This video shows the Simon humanoid robot learning how to do a task via a combination of speech recognition and lead-through teaching, where a Georgia Tech researcher moves the arms to the desired positions and augments the instruction with verbal commands.
“I think we’re getting reasonably close to taking this technology out of the lab and into practical applications,” says Christensen.
Robots that can taste and smell? Yep, there’s even a robot for that. A researcher from Mexico is using artificial intelligence to mimic our olfactory senses. Her work in search-and-rescue robotics is profiled in this article. Watch out, man’s best friend. Electronic bloodhounds are in our future.
Moley Robotics asks if you could trust a chef that can’t taste. This robotic chef sports two arms from Universal Robots, the movements of which were mapped from 3D camera recordings of a real chef preparing one of his acclaimed recipes.

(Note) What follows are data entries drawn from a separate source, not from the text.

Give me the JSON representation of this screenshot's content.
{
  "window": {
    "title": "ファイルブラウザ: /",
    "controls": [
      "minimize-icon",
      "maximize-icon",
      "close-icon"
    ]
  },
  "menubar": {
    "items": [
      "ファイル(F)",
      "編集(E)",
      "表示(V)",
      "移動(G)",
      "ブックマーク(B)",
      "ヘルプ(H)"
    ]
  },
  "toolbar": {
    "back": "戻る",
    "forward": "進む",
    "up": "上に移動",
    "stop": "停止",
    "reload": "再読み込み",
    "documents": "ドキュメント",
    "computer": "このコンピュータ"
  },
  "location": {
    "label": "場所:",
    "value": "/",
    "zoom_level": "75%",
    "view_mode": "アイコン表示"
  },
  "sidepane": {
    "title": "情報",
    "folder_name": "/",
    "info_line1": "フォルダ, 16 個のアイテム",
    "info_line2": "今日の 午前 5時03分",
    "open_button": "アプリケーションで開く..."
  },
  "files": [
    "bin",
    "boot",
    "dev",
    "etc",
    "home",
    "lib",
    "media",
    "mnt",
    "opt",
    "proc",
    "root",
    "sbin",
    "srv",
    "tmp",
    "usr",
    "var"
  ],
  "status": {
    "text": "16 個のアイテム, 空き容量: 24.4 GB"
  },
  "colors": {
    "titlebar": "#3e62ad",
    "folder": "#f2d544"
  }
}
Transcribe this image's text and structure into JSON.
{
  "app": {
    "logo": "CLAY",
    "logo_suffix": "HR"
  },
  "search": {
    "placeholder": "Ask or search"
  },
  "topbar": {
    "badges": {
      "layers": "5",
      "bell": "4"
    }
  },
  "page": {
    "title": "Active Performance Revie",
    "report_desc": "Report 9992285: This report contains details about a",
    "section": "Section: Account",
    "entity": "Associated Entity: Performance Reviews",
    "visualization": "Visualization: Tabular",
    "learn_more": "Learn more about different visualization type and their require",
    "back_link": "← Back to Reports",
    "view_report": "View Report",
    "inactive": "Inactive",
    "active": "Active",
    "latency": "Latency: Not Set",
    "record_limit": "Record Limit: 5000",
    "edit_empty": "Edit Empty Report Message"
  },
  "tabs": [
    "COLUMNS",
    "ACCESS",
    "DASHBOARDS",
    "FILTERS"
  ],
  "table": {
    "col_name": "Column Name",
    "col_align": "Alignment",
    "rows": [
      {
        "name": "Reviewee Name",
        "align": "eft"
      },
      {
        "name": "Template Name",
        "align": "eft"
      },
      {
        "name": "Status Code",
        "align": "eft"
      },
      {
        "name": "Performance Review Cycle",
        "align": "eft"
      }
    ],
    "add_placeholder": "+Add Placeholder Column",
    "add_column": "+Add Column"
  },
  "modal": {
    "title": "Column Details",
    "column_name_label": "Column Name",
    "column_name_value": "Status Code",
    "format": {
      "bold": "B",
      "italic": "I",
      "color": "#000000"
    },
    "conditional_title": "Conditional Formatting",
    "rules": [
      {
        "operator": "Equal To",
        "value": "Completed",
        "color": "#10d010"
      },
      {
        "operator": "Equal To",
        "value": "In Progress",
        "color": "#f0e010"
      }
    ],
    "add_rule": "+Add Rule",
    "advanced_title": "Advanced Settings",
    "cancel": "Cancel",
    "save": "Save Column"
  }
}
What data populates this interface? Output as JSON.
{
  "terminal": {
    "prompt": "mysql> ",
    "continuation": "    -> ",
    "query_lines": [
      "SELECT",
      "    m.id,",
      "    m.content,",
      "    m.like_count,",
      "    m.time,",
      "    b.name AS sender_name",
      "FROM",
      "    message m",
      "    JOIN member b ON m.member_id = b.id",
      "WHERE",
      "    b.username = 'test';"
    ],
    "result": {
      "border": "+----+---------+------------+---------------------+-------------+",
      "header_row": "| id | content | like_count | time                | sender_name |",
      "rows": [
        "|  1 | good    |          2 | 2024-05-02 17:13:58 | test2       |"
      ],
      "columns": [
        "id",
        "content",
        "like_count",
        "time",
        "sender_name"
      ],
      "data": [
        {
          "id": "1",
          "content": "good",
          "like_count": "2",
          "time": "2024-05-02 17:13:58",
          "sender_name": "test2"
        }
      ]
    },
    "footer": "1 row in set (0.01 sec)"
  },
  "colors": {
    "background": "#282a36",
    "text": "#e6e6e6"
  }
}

Frankly, who cares if it doesn’t have a palate, as long as it can cook!
But wait, this “robot” can taste, at least if you like Thai food.
Beyond Our Senses
Not unlike bats and dolphins, some robots are equipped with senses humans don’t possess. The new age of collaborative robots combine multiple sensing technologies for a smarter-than-average automated workforce.
Rethink Robotics’ Baxter robot has a crown of a dozen sonar sensors just above its “face” that detect movement 360 degrees within the robot’s proximity. Next to each sonar sensor are yellow-colored LEDs that light up when Baxter senses something, or someone, nearby. Baxter is also endowed with a camera in its head and each wrist, and force/torque sensors in its joints.
Mobile robots equipped with night vision and infrared sensors are advancing search-and-rescue teams and security details. Robot-sensor combos to detect electrical and magnetic fields, pressure fluctuations, humidity, chemicals and other environmental conditions are forging new frontiers for robotics in mining, construction, agriculture, marine exploration and many other industries ripe for intelligent automation. This is just the beginning.
RIA Members featured in this article:
ATI Industrial Automation
Georgia Institute of Technology
Recognition Robotics Inc.
Vulcan Engineering Co.